[[ SUPPLIED MATERIAL, beginning ]]

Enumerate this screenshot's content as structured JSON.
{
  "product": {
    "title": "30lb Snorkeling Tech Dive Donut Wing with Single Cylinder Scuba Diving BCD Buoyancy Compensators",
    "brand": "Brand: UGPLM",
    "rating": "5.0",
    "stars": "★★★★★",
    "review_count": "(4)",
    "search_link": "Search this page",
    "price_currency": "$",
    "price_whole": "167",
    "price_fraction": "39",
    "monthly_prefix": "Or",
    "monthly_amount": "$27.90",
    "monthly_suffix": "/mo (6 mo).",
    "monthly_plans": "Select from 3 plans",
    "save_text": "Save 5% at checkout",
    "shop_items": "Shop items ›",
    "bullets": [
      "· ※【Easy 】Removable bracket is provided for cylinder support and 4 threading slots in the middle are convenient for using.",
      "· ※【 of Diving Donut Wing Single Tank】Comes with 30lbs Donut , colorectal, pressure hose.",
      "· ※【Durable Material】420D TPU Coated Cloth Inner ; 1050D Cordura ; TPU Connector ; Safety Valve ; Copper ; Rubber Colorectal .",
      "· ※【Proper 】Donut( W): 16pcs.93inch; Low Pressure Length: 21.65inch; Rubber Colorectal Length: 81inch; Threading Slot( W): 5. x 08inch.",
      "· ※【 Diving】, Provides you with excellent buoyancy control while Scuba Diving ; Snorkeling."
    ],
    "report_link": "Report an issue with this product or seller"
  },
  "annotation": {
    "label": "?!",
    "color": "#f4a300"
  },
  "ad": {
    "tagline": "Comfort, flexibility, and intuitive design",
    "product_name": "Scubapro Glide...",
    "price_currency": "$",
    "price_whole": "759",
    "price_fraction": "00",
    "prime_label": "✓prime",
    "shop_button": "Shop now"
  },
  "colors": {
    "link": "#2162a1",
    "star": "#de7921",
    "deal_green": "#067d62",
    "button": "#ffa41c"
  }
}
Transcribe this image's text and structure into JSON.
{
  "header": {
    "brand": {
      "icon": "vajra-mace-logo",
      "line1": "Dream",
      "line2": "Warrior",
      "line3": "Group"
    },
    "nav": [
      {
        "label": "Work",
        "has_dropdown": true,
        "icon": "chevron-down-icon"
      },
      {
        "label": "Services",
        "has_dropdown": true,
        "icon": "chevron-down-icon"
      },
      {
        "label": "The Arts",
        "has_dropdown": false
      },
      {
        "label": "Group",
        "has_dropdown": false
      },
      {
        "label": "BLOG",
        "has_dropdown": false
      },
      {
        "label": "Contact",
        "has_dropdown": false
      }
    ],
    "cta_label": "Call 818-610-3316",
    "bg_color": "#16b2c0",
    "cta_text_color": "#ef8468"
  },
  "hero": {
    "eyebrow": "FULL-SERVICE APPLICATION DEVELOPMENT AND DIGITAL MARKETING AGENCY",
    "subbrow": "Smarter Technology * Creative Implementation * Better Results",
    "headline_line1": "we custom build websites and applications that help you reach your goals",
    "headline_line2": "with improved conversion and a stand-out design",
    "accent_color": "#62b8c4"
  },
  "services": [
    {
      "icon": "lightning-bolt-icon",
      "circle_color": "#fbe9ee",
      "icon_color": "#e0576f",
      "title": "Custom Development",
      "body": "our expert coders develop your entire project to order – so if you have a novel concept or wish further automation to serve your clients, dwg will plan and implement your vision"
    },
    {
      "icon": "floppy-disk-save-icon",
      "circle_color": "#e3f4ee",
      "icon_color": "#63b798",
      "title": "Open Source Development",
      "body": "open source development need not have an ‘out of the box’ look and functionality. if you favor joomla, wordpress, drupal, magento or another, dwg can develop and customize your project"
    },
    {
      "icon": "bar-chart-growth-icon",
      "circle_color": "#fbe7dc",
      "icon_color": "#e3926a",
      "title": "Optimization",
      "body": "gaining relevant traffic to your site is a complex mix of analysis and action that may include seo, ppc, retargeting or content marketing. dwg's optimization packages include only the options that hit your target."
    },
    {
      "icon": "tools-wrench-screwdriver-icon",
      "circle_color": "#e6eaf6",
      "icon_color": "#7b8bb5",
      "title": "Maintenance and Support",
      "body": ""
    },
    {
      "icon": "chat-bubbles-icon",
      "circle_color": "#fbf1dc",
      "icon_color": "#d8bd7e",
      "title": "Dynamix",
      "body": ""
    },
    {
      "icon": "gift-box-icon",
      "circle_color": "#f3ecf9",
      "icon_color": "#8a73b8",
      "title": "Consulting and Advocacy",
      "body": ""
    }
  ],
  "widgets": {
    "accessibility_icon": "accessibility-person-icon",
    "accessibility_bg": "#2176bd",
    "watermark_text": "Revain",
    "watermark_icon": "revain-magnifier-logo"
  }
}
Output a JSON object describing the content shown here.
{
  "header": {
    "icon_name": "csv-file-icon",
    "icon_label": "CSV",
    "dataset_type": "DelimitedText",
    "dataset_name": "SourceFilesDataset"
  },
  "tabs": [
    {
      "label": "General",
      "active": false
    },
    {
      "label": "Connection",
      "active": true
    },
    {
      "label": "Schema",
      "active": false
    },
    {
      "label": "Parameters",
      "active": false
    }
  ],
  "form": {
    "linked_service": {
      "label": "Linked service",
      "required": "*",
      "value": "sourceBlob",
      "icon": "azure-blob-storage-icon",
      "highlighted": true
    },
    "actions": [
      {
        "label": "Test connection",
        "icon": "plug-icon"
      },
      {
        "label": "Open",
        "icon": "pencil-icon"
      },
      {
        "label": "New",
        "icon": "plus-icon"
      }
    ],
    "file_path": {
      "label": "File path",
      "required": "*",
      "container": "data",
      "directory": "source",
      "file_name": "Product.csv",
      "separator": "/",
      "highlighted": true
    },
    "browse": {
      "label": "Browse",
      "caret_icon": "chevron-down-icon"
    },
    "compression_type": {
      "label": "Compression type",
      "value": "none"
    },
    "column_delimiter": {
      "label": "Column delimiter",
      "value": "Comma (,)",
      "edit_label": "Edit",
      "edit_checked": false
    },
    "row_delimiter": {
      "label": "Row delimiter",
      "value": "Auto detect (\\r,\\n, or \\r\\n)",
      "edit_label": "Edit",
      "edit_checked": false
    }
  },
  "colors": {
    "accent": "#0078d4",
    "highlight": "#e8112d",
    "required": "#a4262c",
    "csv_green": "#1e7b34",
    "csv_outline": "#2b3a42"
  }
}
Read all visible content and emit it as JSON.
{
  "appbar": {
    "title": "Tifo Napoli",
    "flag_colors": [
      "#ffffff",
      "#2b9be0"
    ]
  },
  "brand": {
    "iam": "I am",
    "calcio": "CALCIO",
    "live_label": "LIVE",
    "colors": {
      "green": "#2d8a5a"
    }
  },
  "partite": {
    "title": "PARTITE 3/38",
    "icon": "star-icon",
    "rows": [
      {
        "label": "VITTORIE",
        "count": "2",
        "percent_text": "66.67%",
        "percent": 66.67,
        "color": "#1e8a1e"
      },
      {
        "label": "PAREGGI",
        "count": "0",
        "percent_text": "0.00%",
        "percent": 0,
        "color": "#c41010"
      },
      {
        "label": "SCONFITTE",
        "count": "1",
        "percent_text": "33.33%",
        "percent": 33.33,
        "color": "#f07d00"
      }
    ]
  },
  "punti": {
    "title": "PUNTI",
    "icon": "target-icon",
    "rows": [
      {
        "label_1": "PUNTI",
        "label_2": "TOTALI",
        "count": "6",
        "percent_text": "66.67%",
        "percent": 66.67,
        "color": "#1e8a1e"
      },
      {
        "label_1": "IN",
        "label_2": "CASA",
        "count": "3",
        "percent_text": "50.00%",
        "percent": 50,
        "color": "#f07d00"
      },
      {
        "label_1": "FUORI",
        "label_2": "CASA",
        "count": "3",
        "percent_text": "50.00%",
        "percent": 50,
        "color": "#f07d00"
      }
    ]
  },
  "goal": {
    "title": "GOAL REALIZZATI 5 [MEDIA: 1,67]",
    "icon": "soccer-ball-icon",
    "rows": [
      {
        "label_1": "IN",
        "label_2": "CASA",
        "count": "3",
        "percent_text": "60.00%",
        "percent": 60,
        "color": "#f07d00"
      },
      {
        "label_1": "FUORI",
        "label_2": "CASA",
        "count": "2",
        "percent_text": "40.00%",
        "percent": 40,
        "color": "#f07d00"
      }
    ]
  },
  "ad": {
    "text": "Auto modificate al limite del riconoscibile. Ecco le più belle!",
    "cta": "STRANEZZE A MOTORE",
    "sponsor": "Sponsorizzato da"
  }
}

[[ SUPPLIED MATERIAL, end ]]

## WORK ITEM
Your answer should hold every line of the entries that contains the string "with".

## SOLUTION FOR THIS EXERCISE
    "title": "30lb Snorkeling Tech Dive Donut Wing with Single Cylinder Scuba Diving BCD Buoyancy Compensators",
      "· ※【 of Diving Donut Wing Single Tank】Comes with 30lbs Donut , colorectal, pressure hose.",
      "· ※【 Diving】, Provides you with excellent buoyancy control while Scuba Diving ; Snorkeling."
    "report_link": "Report an issue with this product or seller"
    "headline_line2": "with improved conversion and a stand-out design",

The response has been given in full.